**EXTRACTED DATA**
[Start of Attachment]
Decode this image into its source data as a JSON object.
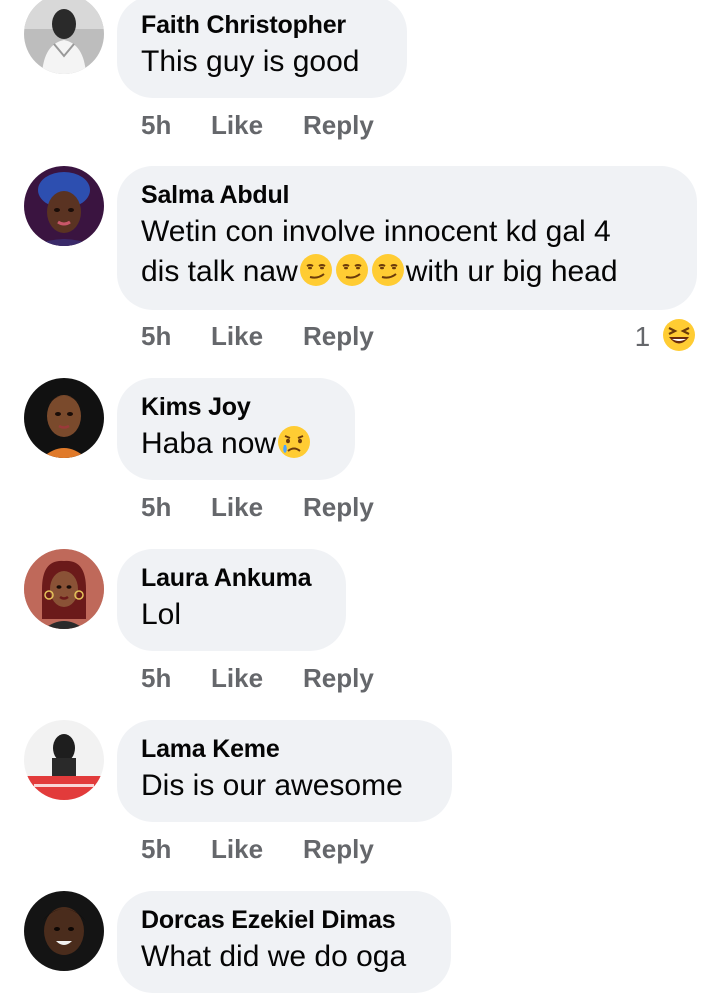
{
  "comments": [
    {
      "name": "Faith Christopher",
      "text_parts": [
        "This guy is good"
      ],
      "time": "5h",
      "like_label": "Like",
      "reply_label": "Reply",
      "avatar_icon": "profile-photo"
    },
    {
      "name": "Salma Abdul",
      "line1": "Wetin con involve innocent kd gal 4",
      "line2_a": "dis talk naw",
      "line2_emojis": [
        "smirking-face",
        "smirking-face",
        "smirking-face"
      ],
      "line2_b": "with ur big head",
      "time": "5h",
      "like_label": "Like",
      "reply_label": "Reply",
      "reaction_count": "1",
      "reaction_icon": "laughing-face",
      "avatar_icon": "profile-photo"
    },
    {
      "name": "Kims Joy",
      "text_a": "Haba now",
      "emoji": "sad-but-relieved-face",
      "time": "5h",
      "like_label": "Like",
      "reply_label": "Reply",
      "avatar_icon": "profile-photo"
    },
    {
      "name": "Laura Ankuma",
      "text": "Lol",
      "time": "5h",
      "like_label": "Like",
      "reply_label": "Reply",
      "avatar_icon": "profile-photo"
    },
    {
      "name": "Lama Keme",
      "text": "Dis is our awesome",
      "time": "5h",
      "like_label": "Like",
      "reply_label": "Reply",
      "avatar_icon": "profile-photo"
    },
    {
      "name": "Dorcas Ezekiel Dimas",
      "text": "What did we do oga",
      "avatar_icon": "profile-photo"
    }
  ],
  "colors": {
    "bubble": "#f0f2f5",
    "name": "#050505",
    "meta": "#65676b"
  }
}
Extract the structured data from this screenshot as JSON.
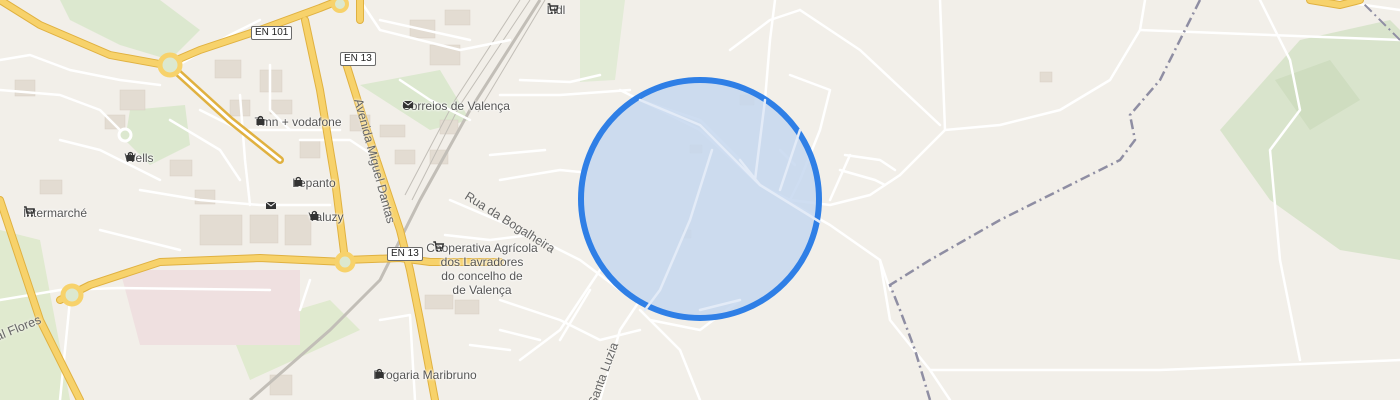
{
  "map": {
    "colors": {
      "background": "#f2efe9",
      "park": "#dce8cf",
      "main_road": "#f7d26b",
      "main_road_casing": "#e0b140",
      "minor_road": "#ffffff",
      "railway": "#bdbab5",
      "boundary": "#8f8ea3",
      "accuracy_fill": "#c6d7ee",
      "accuracy_stroke": "#2f7fe6"
    },
    "road_shields": [
      {
        "id": "en101",
        "label": "EN 101"
      },
      {
        "id": "en13-north",
        "label": "EN 13"
      },
      {
        "id": "en13-south",
        "label": "EN 13"
      }
    ],
    "streets": [
      {
        "id": "avenida-miguel-dantas",
        "label": "Avenida Miguel Dantas"
      },
      {
        "id": "rua-da-bogalheira",
        "label": "Rua da Bogalheira"
      },
      {
        "id": "santa-luzia",
        "label": "Santa Luzia"
      },
      {
        "id": "flores",
        "label": "al Flores"
      }
    ],
    "pois": [
      {
        "id": "lidl",
        "label": "Lidl",
        "icon": "shopping-cart-icon"
      },
      {
        "id": "correios",
        "label": "Correios de Valença",
        "icon": "mail-icon"
      },
      {
        "id": "tmn-vodafone",
        "label": "Tmn + vodafone",
        "icon": "shopping-bag-icon"
      },
      {
        "id": "wells",
        "label": "Wells",
        "icon": "shopping-bag-icon"
      },
      {
        "id": "intermarche",
        "label": "Intermarché",
        "icon": "shopping-cart-icon"
      },
      {
        "id": "lepanto",
        "label": "Lepanto",
        "icon": "shopping-bag-icon"
      },
      {
        "id": "valuzy",
        "label": "Valuzy",
        "icon": "shopping-bag-icon"
      },
      {
        "id": "cooperativa",
        "label": "Cooperativa Agrícola\ndos Lavradores\ndo concelho de\nde Valença",
        "icon": "shopping-cart-icon"
      },
      {
        "id": "drogaria",
        "label": "Drogaria Maribruno",
        "icon": "shopping-bag-icon"
      },
      {
        "id": "post-small",
        "label": "",
        "icon": "mail-icon"
      }
    ]
  }
}
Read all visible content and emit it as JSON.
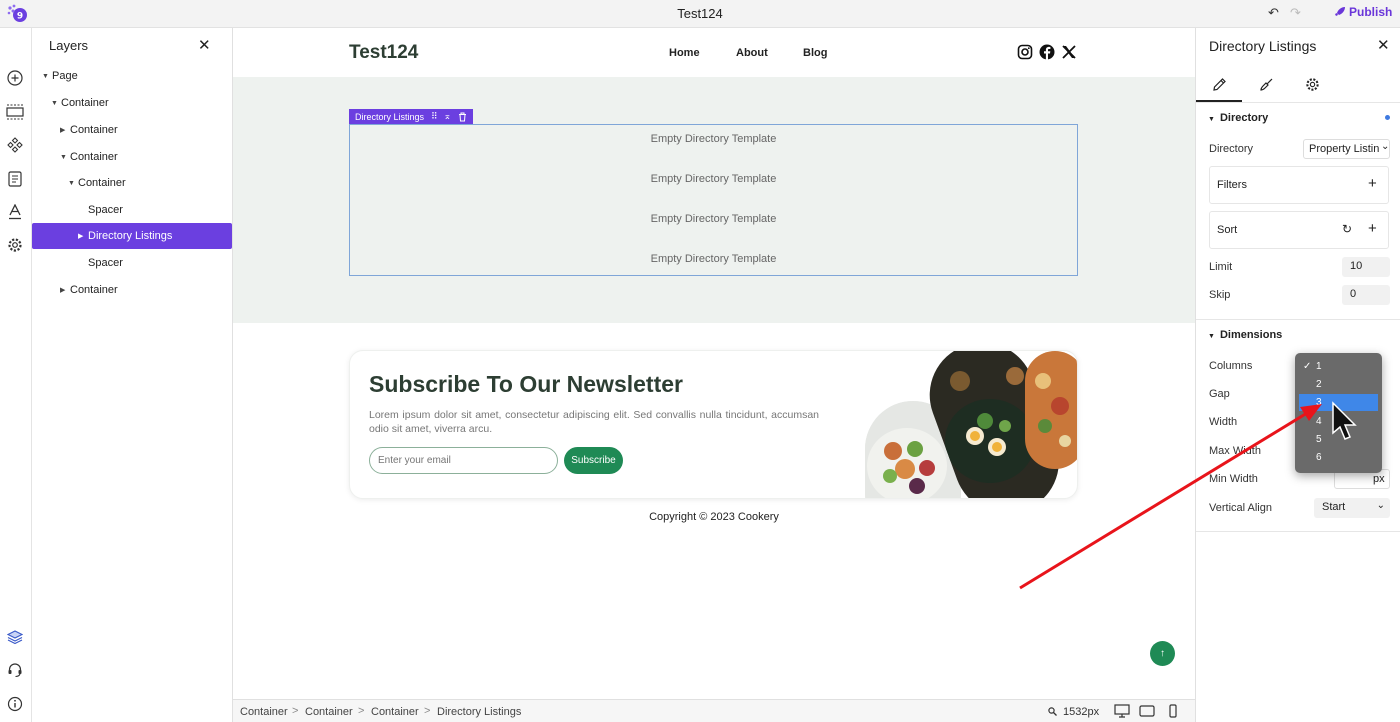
{
  "topbar": {
    "title": "Test124",
    "publish_label": "Publish",
    "logo_icon": "app-logo-icon",
    "undo_icon": "undo-icon",
    "redo_icon": "redo-icon"
  },
  "rail": {
    "icons": [
      "add-icon",
      "section-icon",
      "components-icon",
      "pages-icon",
      "typography-icon",
      "settings-icon",
      "layers-icon",
      "support-icon",
      "info-icon"
    ]
  },
  "layers": {
    "title": "Layers",
    "close_label": "✕",
    "items": [
      {
        "label": "Page",
        "caret": "▼"
      },
      {
        "label": "Container",
        "caret": "▼"
      },
      {
        "label": "Container",
        "caret": "▶"
      },
      {
        "label": "Container",
        "caret": "▼"
      },
      {
        "label": "Container",
        "caret": "▼"
      },
      {
        "label": "Spacer",
        "caret": ""
      },
      {
        "label": "Directory Listings",
        "caret": "▶"
      },
      {
        "label": "Spacer",
        "caret": ""
      },
      {
        "label": "Container",
        "caret": "▶"
      }
    ]
  },
  "site": {
    "brand": "Test124",
    "nav": [
      "Home",
      "About",
      "Blog"
    ],
    "social_icons": [
      "instagram-icon",
      "facebook-icon",
      "x-icon"
    ],
    "directory_label": "Directory Listings",
    "empty_templates": [
      "Empty Directory Template",
      "Empty Directory Template",
      "Empty Directory Template",
      "Empty Directory Template"
    ],
    "newsletter": {
      "title": "Subscribe To Our Newsletter",
      "body": "Lorem ipsum dolor sit amet, consectetur adipiscing elit. Sed convallis nulla tincidunt, accumsan odio sit amet, viverra arcu.",
      "email_placeholder": "Enter your email",
      "button": "Subscribe"
    },
    "copyright": "Copyright © 2023 Cookery",
    "scroll_top": "↑"
  },
  "statusbar": {
    "breadcrumb": [
      "Container",
      "Container",
      "Container",
      "Directory Listings"
    ],
    "separator": ">",
    "zoom": "1532px"
  },
  "props": {
    "title": "Directory Listings",
    "close_label": "✕",
    "directory_section": "Directory",
    "directory_label": "Directory",
    "directory_value": "Property Listin",
    "filters": "Filters",
    "sort": "Sort",
    "plus": "+",
    "refresh": "↻",
    "limit_label": "Limit",
    "limit_value": "10",
    "skip_label": "Skip",
    "skip_value": "0",
    "dimensions_section": "Dimensions",
    "columns_label": "Columns",
    "gap_label": "Gap",
    "width_label": "Width",
    "max_width_label": "Max Width",
    "min_width_label": "Min Width",
    "min_width_unit": "px",
    "valign_label": "Vertical Align",
    "valign_value": "Start"
  },
  "columns_dropdown": {
    "options": [
      "1",
      "2",
      "3",
      "4",
      "5",
      "6"
    ],
    "checked": "1",
    "highlighted": "3",
    "check_mark": "✓"
  },
  "colors": {
    "accent": "#6b3fe0",
    "brand_green": "#1f8a55",
    "annotation_arrow": "#e8141b"
  }
}
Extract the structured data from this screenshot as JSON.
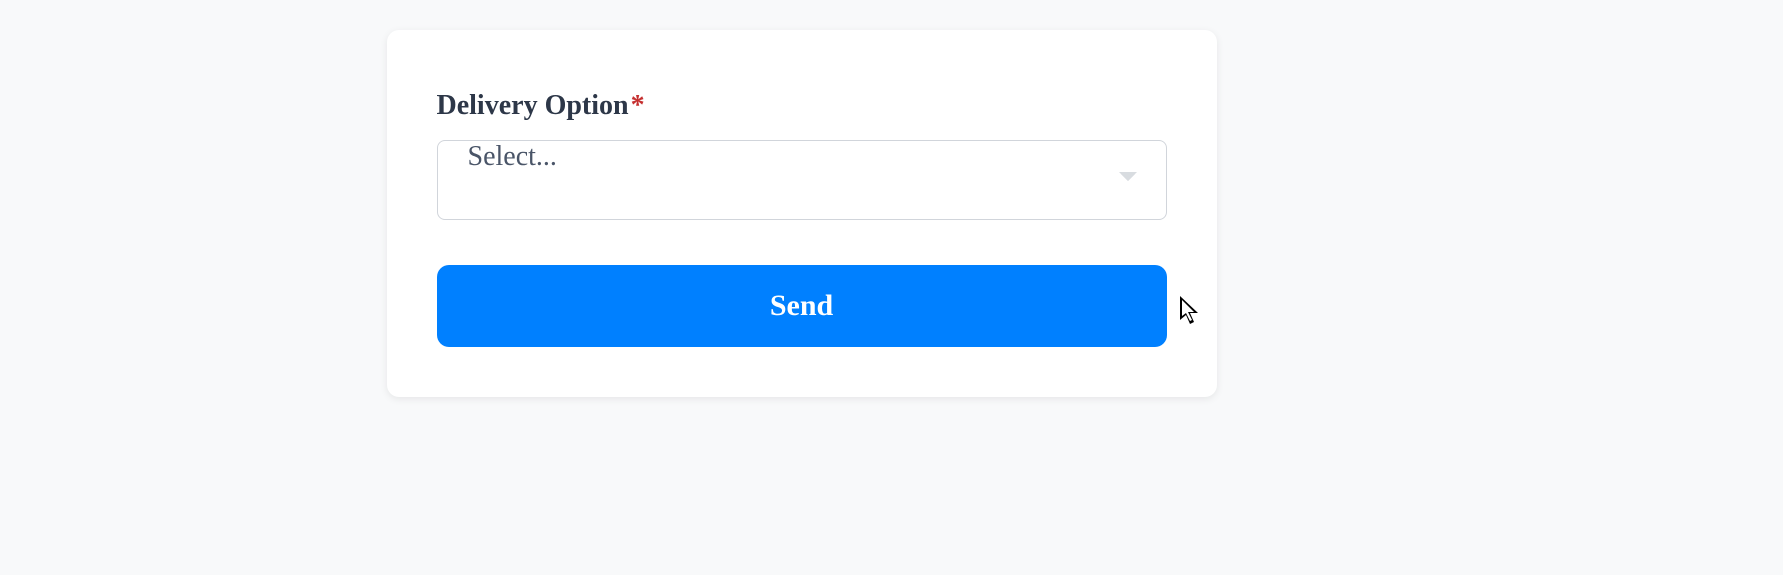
{
  "form": {
    "delivery_option_label": "Delivery Option",
    "required_marker": "*",
    "select_placeholder": "Select...",
    "send_button_label": "Send"
  }
}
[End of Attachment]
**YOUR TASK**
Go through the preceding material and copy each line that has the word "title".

**ANSWER TO THIS EXERCISE**
    "title": "Test124",
    "title": "Layers",
      "title": "Subscribe To Our Newsletter",
    "title": "Directory Listings",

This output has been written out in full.